Two weeks ago, I wrote about the foundational requirements for introducing a defendant’s medical records in a DWI trial. Soon after I posted, a reader asked whether introducing those records through an affidavit from a records custodian violates a defendant’s Sixth Amendment right to confront witnesses against him or her. My answer is, generally speaking, no.
Suppose that a defendant is charged with possessing fentanyl with the intent to sell it. The state’s evidence includes a Facebook direct message, purportedly from the defendant to an informant, saying “just got some China Girl, you want any?” An officer took a photograph of the direct message as it appeared on the informant’s smartphone, and everyone is satisfied that the photograph fairly and accurately depicts the message. But the defendant objects to the introduction of the message on the grounds that there’s no way to be sure that he wrote it. How might the state respond?

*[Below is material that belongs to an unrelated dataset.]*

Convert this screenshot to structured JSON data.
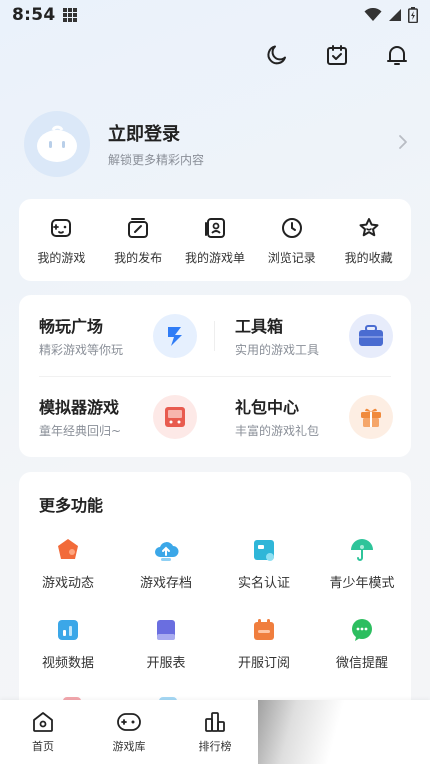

The Confrontation Clause of the Sixth Amendment generally guarantees a criminal defendant the right to confront and cross-examine his accusers in person. If a witness was available for an earlier trial or other proceeding and the defendant had an opportunity and motive to cross-examine the witness there, the witness testimony from the earlier proceeding may be admitted at a later criminal trial without offending the Confrontation Clause if the witness is unavailable at the time of trial. We have known for some time that this “prior opportunity for cross-examination” can be met at various stages of a criminal proceeding. See State v. Rollins, 226 N.C. App. 129 (2013) (testimony from plea hearing provided prior opportunity for cross); State v. Ross, 216 N.C. App. 337 (2011) (same for testimony at probable cause hearing); State v. Ramirez, (2003) (same for testimony at bond hearing, although the case was decided under hearsay rules and not expressly as a confrontation issue); State v. Chandler, 324 N.C. 172 (1989) (same for testimony from a prior trial); State v. Giles, 83 N.C. App. 487 (1986) (same for testimony from a juvenile transfer hearing). In all those cases, though, the defendant was present at the earlier proceeding, was represented by counsel, and the earlier proceedings could naturally be viewed as a part of the underlying criminal case. In State v. Joyner, 2022-NCCOA-525, ___ N.C. App. ___ (2022), the Court of Appeals expands the concept of prior opportunity to cross to a civil hearing where the defendant did not attend the hearing and was not entitled to counsel. Read on for the details.